In December 2023, the company unveiled a novel platform ATOM-1 representing a large language model (LLM) that leverages chemical mapping data to predict the structure and function of RNA. ATOM-1 aims to address challenges associated with designing RNA therapeutics by optimizing key characteristics of RNA modalities (stability, toxicity, and translational efficiency) with a minimal amount of initial data points.
Atomic AI has successfully secured $42 million in funding across two rounds of investment, with the most recent capital infusion coming from a Series A round in January 2023. The company boasts support from 14 investors, including notable recent contributors Nat Friedman and Neal Khosla.
Kymera Therapeutics, Inc. was one of the first companies that saw a therapeutic potential in a naturally occurring phenomenon of protein degradation. Today, Kymera is a clinical-stage biopharmaceutical company based in Massachusetts advancing a new class of small molecule medicines using targeted protein degradation (TPD).
This technology addresses the root cause of the disease by selectively eliminating disease-causing proteins via the body’s natural cellular recycling system.
Kymera creates heterobifunctional small molecules that redirect natural protein degradation by engaging enzymes called E3 ubiquitin ligases to recruit disease-causing proteins and place a chain of ubiquitin molecules on the recruited protein.
The ubiquitin tag is recognized by the cell’s recycling systems—the proteasome—to selectively break down the protein. These molecules are catalytic, performing this tagging action multiple times within the cell. For hit identification, the company uses such techniques as DNA encoded libraries, fragment and X-ray based screenings, machine learning and artificial intelligence hit-validation, structure and pharmacokinetic/pharmacodynamic-centric enabled lead optimization. Kymera focuses on therapeutic areas that cannot be addressed by traditional approaches, targeting undrugged proteins and broad pathways with strong genetic and clinical validation in a disease-agnostic way.

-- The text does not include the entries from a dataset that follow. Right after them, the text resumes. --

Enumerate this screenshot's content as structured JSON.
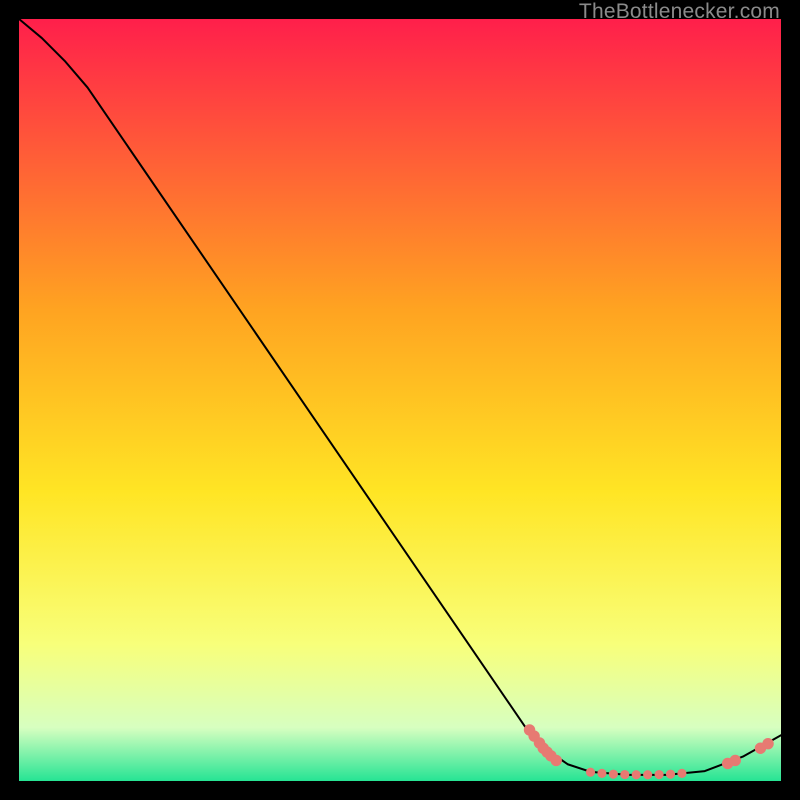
{
  "watermark": "TheBottlenecker.com",
  "chart_data": {
    "type": "line",
    "xlim": [
      0,
      100
    ],
    "ylim": [
      0,
      100
    ],
    "title": "",
    "xlabel": "",
    "ylabel": "",
    "curve": [
      {
        "x": 0.0,
        "y": 100.0
      },
      {
        "x": 3.0,
        "y": 97.5
      },
      {
        "x": 6.0,
        "y": 94.5
      },
      {
        "x": 9.0,
        "y": 91.0
      },
      {
        "x": 66.5,
        "y": 7.0
      },
      {
        "x": 69.0,
        "y": 4.3
      },
      {
        "x": 72.0,
        "y": 2.2
      },
      {
        "x": 75.0,
        "y": 1.2
      },
      {
        "x": 80.0,
        "y": 0.8
      },
      {
        "x": 85.0,
        "y": 0.8
      },
      {
        "x": 90.0,
        "y": 1.3
      },
      {
        "x": 95.0,
        "y": 3.2
      },
      {
        "x": 100.0,
        "y": 6.0
      }
    ],
    "markers": [
      {
        "x": 67.0,
        "y": 6.7,
        "r": 1.0
      },
      {
        "x": 67.6,
        "y": 5.9,
        "r": 1.0
      },
      {
        "x": 68.3,
        "y": 5.0,
        "r": 1.0
      },
      {
        "x": 68.8,
        "y": 4.3,
        "r": 1.0
      },
      {
        "x": 69.3,
        "y": 3.8,
        "r": 1.0
      },
      {
        "x": 69.8,
        "y": 3.3,
        "r": 1.0
      },
      {
        "x": 70.5,
        "y": 2.7,
        "r": 1.0
      },
      {
        "x": 75.0,
        "y": 1.15,
        "r": 0.8
      },
      {
        "x": 76.5,
        "y": 1.0,
        "r": 0.8
      },
      {
        "x": 78.0,
        "y": 0.9,
        "r": 0.8
      },
      {
        "x": 79.5,
        "y": 0.85,
        "r": 0.8
      },
      {
        "x": 81.0,
        "y": 0.82,
        "r": 0.8
      },
      {
        "x": 82.5,
        "y": 0.82,
        "r": 0.8
      },
      {
        "x": 84.0,
        "y": 0.85,
        "r": 0.8
      },
      {
        "x": 85.5,
        "y": 0.9,
        "r": 0.8
      },
      {
        "x": 87.0,
        "y": 1.0,
        "r": 0.8
      },
      {
        "x": 93.0,
        "y": 2.3,
        "r": 1.0
      },
      {
        "x": 94.0,
        "y": 2.7,
        "r": 1.0
      },
      {
        "x": 97.3,
        "y": 4.3,
        "r": 1.0
      },
      {
        "x": 98.3,
        "y": 4.9,
        "r": 1.0
      }
    ],
    "colors": {
      "gradient_top": "#ff1f4b",
      "gradient_mid_upper": "#ffa321",
      "gradient_mid": "#ffe524",
      "gradient_mid_lower": "#f8ff7a",
      "gradient_lower": "#d7ffc0",
      "gradient_bottom": "#26e494",
      "line": "#000000",
      "marker": "#e77a72"
    }
  }
}
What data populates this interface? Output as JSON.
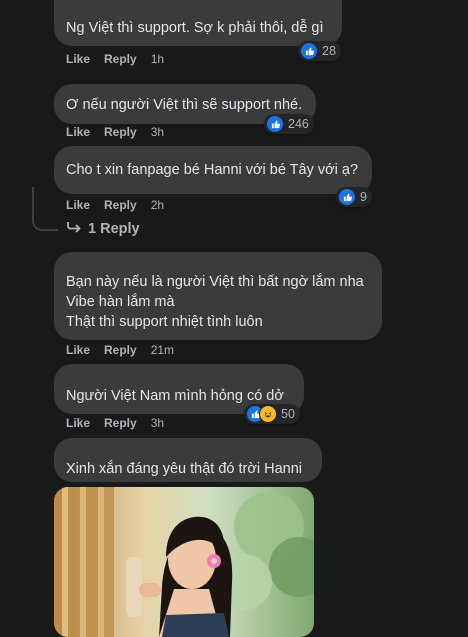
{
  "comments": [
    {
      "text": "Ng Việt thì support. Sợ k phải thôi, dễ gì",
      "like": "Like",
      "reply": "Reply",
      "time": "1h",
      "reactions": "28"
    },
    {
      "text": "Ơ nếu người Việt thì sẽ support nhé.",
      "like": "Like",
      "reply": "Reply",
      "time": "3h",
      "reactions": "246"
    },
    {
      "text": "Cho t xin fanpage bé Hanni với bé Tây với ạ?",
      "like": "Like",
      "reply": "Reply",
      "time": "2h",
      "reactions": "9"
    },
    {
      "lines": [
        "Bạn này nếu là người Việt thì bất ngờ lắm nha",
        "Vibe hàn lắm mà",
        "Thật thì support nhiệt tình luôn"
      ],
      "like": "Like",
      "reply": "Reply",
      "time": "21m"
    },
    {
      "text": "Người Việt Nam mình hỏng có dở",
      "like": "Like",
      "reply": "Reply",
      "time": "3h",
      "reactions": "50"
    },
    {
      "text": "Xinh xắn đáng yêu thật đó trời Hanni"
    }
  ],
  "view_replies": "1 Reply",
  "icons": {
    "like": "like-icon",
    "haha": "haha-icon",
    "reply_arrow": "reply-arrow-icon"
  },
  "colors": {
    "background": "#18191a",
    "bubble": "#3a3b3c",
    "like_blue": "#1b74e4",
    "haha_yellow": "#f7b928"
  }
}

Currently the company has 5 drug candidates in the fields of oncology and immunology, 3 of which are in phase I of clinical trials, and 2 in phase II. The most recent achievement of Kymera was FDA fast track designation for KT-333 for treating R/R CTCL and PTCL. KT-333, a STAT3 degrader, targets inflammatory, autoimmune diseases, and various cancers. It also has orphan drug designation for CTCL and PTCL. A Phase I trial is assessing KT-333’s safety and efficacy in adults with R/R leukemias, solid tumors, and lymphomas.